"These are things in the church that are not policies," said Auxiliary Bishop Allen H. Vigneron of Detroit, rector of Sacred Heart Major Seminary. "They're doctrines, and they aren't ever going to be negotiable, For us to explain ourselves as a church, we need to say that."
Archbishop Keleher and Bishop Vigneron are among the eight prelates who drafted a plan that won little publicity at the conference but that could be a pivotal event for the church in United States. The panel began a call for a Plenary Council, a historic gathering of American bishops.
The last one was in 1884.
One hundred and six bishops, about a third of the total, signed the call, Bishop Vigneron said.

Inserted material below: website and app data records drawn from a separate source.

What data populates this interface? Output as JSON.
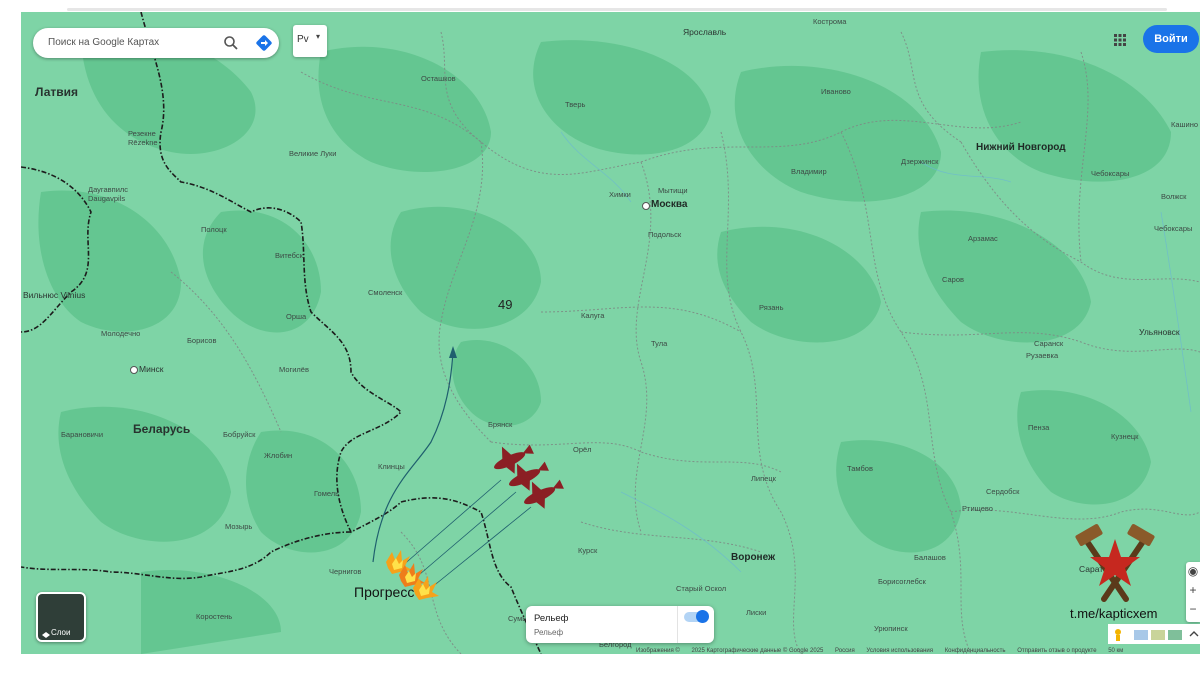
{
  "search": {
    "placeholder": "Поиск на Google Картах"
  },
  "layer_select": {
    "label": "Рv"
  },
  "header": {
    "login_label": "Войти"
  },
  "layers_button": {
    "label": "Слои"
  },
  "relief_panel": {
    "title": "Рельеф",
    "subtitle": "Рельеф",
    "enabled": true
  },
  "footer": {
    "items": [
      "Изображения ©",
      "2025 Картографические данные © Google 2025",
      "Россия",
      "Условия использования",
      "Конфиденциальность",
      "Отправить отзыв о продукте",
      "50 км"
    ]
  },
  "overlay": {
    "label_49": "49",
    "impact_label": "Прогресс",
    "watermark": "t.me/kapticxem"
  },
  "map": {
    "countries": [
      {
        "name": "Латвия"
      },
      {
        "name": "Беларусь"
      }
    ],
    "cities_large": [
      "Москва",
      "Нижний Новгород",
      "Воронеж"
    ],
    "cities_medium": [
      "Ярославль",
      "Вильнюс Vilnius",
      "Минск",
      "Ульяновск"
    ],
    "cities_small": [
      "Осташков",
      "Тверь",
      "Иваново",
      "Кострома",
      "Великие Луки",
      "Резекне Rēzekne",
      "Химки",
      "Мытищи",
      "Дзержинск",
      "Владимир",
      "Даугавпилс Daugavpils",
      "Подольск",
      "Полоцк",
      "Витебск",
      "Арзамас",
      "Смоленск",
      "Калуга",
      "Саров",
      "Рязань",
      "Орша",
      "Молодечно",
      "Борисов",
      "Тула",
      "Саранск",
      "Рузаевка",
      "Могилёв",
      "Брянск",
      "Пенза",
      "Барановичи",
      "Бобруйск",
      "Орёл",
      "Кузнецк",
      "Жлобин",
      "Клинцы",
      "Тамбов",
      "Липецк",
      "Гомель",
      "Сердобск",
      "Мозырь",
      "Ртищево",
      "Курск",
      "Чернигов",
      "Старый Оскол",
      "Борисоглебск",
      "Балашов",
      "Коростень",
      "Сумы",
      "Лиски",
      "Урюпинск",
      "Белгород",
      "Чебоксары",
      "Волжск",
      "Чебоксары",
      "Кашино",
      "Саратов"
    ],
    "colors": {
      "land": "#7ed4a6",
      "forest": "#5cc28a",
      "border": "#1c1c1c",
      "region_border": "#7d8b85",
      "drone": "#8b1f24",
      "arrow": "#1f5f6e"
    }
  }
}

The bishops gave the idea a green light this week, and they will take it up again at their next meeting, in June. Such endeavors move slowly in the church. The earliest a council would be held is in 2004.
The vision is for a grand gathering of bishops, theologians, religious women and men and laypeople, as well as Vatican representatives. The meeting, Bishop Vigneron said, would "reinforce the identity of the priesthood," emphasizing the commitment to celibacy and chastity and the importance of daily Mass, regular confession, asceticism and simplicity of life. It would also convey, just by its composition and agenda, that the identity of the priesthood does not include women, married men or gays.
"To people who hold up those avenues for improvement, to say to them, `That's not what we're going to do,' " Bishop Vigneron said. "A council would put us into a situation where we say to the public, `These are our nonnegotiable doctrines.' "
The bishops are well aware that the scandal made the church vulnerable to expectations of change. In the lobby of the hotel where the bishops met, a former priest passed out brochures promoting a married priesthood. Nearby, gay Catholics were on their knees demanding that the bishops serve them Holy Communion.
The former priest, Ron Ingalls, who represents a group in Framingham, Mass., called Celibacy Is the Issue, said, "We think the problem can only be resolved if the laypeople demand changes in the church, which includes a married priesthood and women priests."
When asked whether the abuse crisis had brought the church closer to such changes, Mr. Ingalls said: "Just the opposite. We are further away than ever."
The crisis has given rise to movements among the laity like Voice of the Faithful that demand accountability from the bishops on finances and on their promise to protect children. But Voice of the Faithful leaders have taken pains to say that although they challenge the bishops' authority as administrators, they are not challenging church doctrine.
Still, many bishops are suspicious that what the new lay movements really want is a wholesale revolution that would overthrow the hierarchy and the doctrine. In his speech opening the fall meeting, the president of the conference, Bishop Wilton D. Gregory of Belleville, Ill., reflected the effort to draw the line. Bishop Gregory laced his speech with praise for laypeople active in church work and called on bishops and pastors to recognize and encourage laity who seek to "assist" the bishops in parish councils, diocesan finance councils, chanceries and tribunals.
He sounded a warning about Catholics "at extremes within the church who have chosen to exploit the vulnerability of the bishop in this moment to advance their own agendas."
The bishops are not a monolithic group. At their meeting in Dallas, at the height of the scandal, some bishops whispered to a visitor that they were fed up with a pope who refused to consider ordaining married men or women.
But a vast majority of bishops are company men, appointed by and loyal to Pope John Paul II. At the Washington meeting, they made it clear that those who were looking to them for innovation would be disappointed.
There is one antidote to the abuse crisis, the Rev. Richard John Neuhaus, editor of First Things, a conservative Catholic magazine, said at a recent forum. That, he said, is, "Fidelity, fidelity, fidelity."